■ Work to complete:
Search the records below for the word "JSON" and show every line where it occurs.

··· Source data ···

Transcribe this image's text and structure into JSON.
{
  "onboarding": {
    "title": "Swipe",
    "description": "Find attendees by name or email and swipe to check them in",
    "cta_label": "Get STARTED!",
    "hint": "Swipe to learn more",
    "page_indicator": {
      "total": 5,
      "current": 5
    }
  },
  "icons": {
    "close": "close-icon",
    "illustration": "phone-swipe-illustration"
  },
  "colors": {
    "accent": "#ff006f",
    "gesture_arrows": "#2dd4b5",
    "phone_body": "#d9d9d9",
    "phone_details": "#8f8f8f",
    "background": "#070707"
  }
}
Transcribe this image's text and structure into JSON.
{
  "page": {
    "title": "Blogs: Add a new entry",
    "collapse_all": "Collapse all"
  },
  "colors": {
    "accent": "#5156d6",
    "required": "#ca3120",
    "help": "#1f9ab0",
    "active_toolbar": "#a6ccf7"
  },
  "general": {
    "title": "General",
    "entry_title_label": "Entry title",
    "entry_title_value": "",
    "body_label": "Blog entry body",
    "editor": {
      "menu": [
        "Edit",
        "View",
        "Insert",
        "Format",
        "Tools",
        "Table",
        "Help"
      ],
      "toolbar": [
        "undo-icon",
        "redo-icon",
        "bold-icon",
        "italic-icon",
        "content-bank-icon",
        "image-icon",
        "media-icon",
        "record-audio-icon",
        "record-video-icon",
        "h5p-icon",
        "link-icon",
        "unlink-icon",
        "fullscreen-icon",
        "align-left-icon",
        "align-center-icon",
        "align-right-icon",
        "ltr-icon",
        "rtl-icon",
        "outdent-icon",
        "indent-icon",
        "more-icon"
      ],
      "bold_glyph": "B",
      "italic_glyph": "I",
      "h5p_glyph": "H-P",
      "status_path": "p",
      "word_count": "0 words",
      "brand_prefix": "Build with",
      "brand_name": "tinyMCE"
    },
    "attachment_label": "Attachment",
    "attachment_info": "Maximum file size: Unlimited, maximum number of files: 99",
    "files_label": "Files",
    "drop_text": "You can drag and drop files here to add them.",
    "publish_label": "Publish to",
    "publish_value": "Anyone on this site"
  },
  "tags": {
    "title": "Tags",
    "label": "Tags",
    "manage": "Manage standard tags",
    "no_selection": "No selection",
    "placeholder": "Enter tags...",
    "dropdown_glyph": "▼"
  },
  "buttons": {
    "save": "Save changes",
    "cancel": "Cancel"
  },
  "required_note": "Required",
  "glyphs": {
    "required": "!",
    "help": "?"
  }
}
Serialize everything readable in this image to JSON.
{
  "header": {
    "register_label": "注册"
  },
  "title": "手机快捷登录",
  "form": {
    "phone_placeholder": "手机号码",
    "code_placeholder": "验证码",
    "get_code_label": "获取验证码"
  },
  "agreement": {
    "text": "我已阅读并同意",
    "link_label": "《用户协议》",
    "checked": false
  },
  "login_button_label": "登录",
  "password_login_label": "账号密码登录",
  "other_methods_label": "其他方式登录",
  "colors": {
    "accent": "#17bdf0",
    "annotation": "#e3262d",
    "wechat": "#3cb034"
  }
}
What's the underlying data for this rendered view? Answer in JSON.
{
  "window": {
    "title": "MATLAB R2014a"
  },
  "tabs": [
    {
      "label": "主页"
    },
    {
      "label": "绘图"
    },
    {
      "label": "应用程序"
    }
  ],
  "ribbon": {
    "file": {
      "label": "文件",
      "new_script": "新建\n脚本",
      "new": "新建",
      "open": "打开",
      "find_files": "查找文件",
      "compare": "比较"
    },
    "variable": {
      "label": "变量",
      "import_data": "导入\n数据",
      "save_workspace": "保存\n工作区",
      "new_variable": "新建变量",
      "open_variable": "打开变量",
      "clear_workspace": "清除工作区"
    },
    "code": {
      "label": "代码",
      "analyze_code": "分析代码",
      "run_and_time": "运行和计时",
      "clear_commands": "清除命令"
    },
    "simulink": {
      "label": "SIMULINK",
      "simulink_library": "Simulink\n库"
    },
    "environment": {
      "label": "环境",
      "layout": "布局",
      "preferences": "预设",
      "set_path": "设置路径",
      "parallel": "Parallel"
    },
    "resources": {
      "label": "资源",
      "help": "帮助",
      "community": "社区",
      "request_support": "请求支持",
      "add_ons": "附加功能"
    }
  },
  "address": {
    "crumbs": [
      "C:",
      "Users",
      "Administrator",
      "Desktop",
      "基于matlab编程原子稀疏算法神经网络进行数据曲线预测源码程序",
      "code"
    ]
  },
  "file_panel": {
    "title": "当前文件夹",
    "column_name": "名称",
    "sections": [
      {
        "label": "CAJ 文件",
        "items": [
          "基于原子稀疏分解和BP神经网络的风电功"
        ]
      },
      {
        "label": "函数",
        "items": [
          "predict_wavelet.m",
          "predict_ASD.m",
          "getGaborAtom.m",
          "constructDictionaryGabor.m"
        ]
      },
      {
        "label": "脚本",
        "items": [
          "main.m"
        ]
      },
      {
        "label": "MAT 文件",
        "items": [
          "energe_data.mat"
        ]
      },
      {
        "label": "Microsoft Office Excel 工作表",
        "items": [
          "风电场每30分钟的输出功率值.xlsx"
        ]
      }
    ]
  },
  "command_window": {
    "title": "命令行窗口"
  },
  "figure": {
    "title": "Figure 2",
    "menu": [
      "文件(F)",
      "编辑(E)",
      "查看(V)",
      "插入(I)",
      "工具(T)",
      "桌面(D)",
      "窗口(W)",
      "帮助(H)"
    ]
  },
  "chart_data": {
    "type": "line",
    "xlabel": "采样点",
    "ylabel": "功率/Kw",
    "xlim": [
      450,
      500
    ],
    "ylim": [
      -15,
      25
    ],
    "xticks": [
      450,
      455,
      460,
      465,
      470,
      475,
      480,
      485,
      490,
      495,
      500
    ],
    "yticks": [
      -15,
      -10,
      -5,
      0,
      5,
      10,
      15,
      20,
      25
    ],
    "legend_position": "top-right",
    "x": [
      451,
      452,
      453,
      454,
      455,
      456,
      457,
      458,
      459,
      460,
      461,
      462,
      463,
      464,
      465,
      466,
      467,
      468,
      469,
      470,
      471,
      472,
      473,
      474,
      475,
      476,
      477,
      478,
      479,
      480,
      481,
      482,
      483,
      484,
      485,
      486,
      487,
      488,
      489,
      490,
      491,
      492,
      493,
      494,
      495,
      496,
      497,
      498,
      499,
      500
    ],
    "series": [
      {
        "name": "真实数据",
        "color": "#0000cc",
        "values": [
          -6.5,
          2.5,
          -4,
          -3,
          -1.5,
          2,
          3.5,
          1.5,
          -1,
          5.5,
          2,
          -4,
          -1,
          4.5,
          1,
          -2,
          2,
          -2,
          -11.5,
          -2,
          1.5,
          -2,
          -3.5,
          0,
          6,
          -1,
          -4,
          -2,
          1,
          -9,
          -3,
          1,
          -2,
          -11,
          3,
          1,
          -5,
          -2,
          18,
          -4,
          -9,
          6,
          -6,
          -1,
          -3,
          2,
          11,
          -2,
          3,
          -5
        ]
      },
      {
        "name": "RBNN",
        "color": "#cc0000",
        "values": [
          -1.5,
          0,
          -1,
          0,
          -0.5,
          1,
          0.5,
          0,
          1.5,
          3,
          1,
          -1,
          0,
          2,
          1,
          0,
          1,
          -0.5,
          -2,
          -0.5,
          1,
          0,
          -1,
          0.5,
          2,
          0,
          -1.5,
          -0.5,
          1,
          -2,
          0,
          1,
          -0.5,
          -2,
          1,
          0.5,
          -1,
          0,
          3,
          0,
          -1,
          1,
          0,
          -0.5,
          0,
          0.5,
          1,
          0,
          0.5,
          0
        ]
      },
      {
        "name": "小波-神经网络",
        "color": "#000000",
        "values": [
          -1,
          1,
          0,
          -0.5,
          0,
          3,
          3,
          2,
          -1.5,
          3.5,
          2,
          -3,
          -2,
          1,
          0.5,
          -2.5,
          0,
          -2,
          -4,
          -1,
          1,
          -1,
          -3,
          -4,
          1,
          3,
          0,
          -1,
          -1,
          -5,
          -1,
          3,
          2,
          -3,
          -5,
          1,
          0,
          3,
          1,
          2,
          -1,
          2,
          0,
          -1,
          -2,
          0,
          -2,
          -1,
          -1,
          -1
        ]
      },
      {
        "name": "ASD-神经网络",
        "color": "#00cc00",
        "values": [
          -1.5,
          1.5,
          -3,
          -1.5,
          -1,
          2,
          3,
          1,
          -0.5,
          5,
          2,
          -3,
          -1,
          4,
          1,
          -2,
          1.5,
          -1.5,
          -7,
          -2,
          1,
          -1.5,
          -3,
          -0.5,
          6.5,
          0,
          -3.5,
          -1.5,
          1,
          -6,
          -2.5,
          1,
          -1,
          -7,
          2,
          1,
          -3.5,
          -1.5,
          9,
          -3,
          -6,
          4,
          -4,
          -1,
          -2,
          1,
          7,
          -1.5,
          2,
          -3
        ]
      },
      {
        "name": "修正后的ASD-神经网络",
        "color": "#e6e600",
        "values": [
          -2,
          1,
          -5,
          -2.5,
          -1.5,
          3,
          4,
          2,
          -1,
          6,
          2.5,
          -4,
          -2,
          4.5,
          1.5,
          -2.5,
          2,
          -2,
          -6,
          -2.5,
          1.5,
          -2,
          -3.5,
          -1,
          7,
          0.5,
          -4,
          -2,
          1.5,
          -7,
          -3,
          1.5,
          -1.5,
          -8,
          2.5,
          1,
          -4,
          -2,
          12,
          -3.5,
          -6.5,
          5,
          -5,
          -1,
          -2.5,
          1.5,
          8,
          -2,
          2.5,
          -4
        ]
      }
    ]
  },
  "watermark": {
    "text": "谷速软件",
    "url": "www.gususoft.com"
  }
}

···

■ Response below:
Transcribe this image's text and structure into JSON.
Transcribe this image's text and structure into JSON.
Serialize everything readable in this image to JSON.
What's the underlying data for this rendered view? Answer in JSON.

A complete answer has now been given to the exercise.